It was particularly hot the day I walked this trail; the tortoises literally nose-dived into their water troughs to drink, precariously poised at such an angle I feared they might not be able to rock back onto all fours again. It was quiet and peaceful there, and I felt privileged to be in such a special place of conservation. Along with the echo parakeet, the pink pigeon has come close to extinction, but their presence there demonstrates the success of the efforts of the Mauritian Wildlife Foundation to protect them.
Do it Book the guided walk in advance; tickets cost R335 per person (Rs800) for adults and R168 (Rs400) for kids aged four to 11. The boat to the island leaves from the old Sands Jetty at Pointe Jerome half-hourly from 9.30am to 2.30pm, and on Sundays in the morning only. mauritian-wildlife.org.
Other walks to try
5. Domaine de L’étoile
This 1,200-hectare private nature reserve in the south-east has trails to the top of the Bambou mountain range from where you’ll get splendid views over the eastern and southern coastline. There’s also horse riding, a 3.5-kilometre zip line, children’s adventure village and a restaurant serving traditional Mauritian cuisine. mauritiusattractions.com
6. Îot Mangénie

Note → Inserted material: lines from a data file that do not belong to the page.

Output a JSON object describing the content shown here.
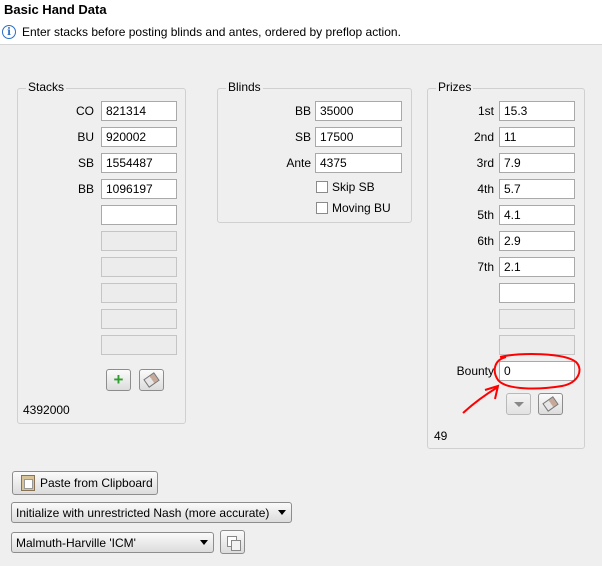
{
  "header": {
    "title": "Basic Hand Data",
    "info_text": "Enter stacks before posting blinds and antes, ordered by preflop action."
  },
  "stacks": {
    "label": "Stacks",
    "rows": [
      {
        "label": "CO",
        "value": "821314"
      },
      {
        "label": "BU",
        "value": "920002"
      },
      {
        "label": "SB",
        "value": "1554487"
      },
      {
        "label": "BB",
        "value": "1096197"
      }
    ],
    "total": "4392000"
  },
  "blinds": {
    "label": "Blinds",
    "rows": [
      {
        "label": "BB",
        "value": "35000"
      },
      {
        "label": "SB",
        "value": "17500"
      },
      {
        "label": "Ante",
        "value": "4375"
      }
    ],
    "skip_sb_label": "Skip SB",
    "moving_bu_label": "Moving BU"
  },
  "prizes": {
    "label": "Prizes",
    "rows": [
      {
        "label": "1st",
        "value": "15.3"
      },
      {
        "label": "2nd",
        "value": "11"
      },
      {
        "label": "3rd",
        "value": "7.9"
      },
      {
        "label": "4th",
        "value": "5.7"
      },
      {
        "label": "5th",
        "value": "4.1"
      },
      {
        "label": "6th",
        "value": "2.9"
      },
      {
        "label": "7th",
        "value": "2.1"
      }
    ],
    "bounty_label": "Bounty",
    "bounty_value": "0",
    "total": "49"
  },
  "bottom": {
    "paste_label": "Paste from Clipboard",
    "init_select": "Initialize with unrestricted Nash (more accurate)",
    "model_select": "Malmuth-Harville 'ICM'"
  },
  "annotation_color": "#ff0000"
}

Only guests staying at Shangri-La’s Le Touessrok Resort & Spa can take a skiff from the jetty to this private 46-hectare islet with a beach club and butlers. You can walk all the way round this islet in about 20 minutes and cross (at low tide) to the watersports hub on the neighbouring island, Île Aux Cerfs. shangri-la.com
Plan your trip
Air Mauritius operates daily flights from Johannesburg, three times a week from Durban and twice-weekly from Cape Town; some flights are code-shared with SAA. Prices start at around R8,000 return but there are significant seasonal differences. airmauritius.com, flysaa.com
Need to know
South African passport holders don’t need a visa for Mauritius. The best weather is from April to June as well as September to December. The air quality in Mauritius was rated one of the best in the world by the United Nations Environment Programme (Unep) in 2015. But in the dense forests of the nature reserves, I found myself short of breath, which is to be expected in the hot and humid tropics. Due to this heat, it’s best to start walking soon after sunrise. Pack mozzie repellent, light-cotton and Lycra clothing for hiking.
Where to stay
In Mauritius it’s time- and energy-efficient to focus your efforts in one area, so book accommodation as close as possible to the activities you want to do (the wilder south is best for nature and birding). Hire a car or find a local taxi service – which is cheaper. A self-catering villa or guest house is a good alternative to a resort. booking.com
Words: Debbie Hathaway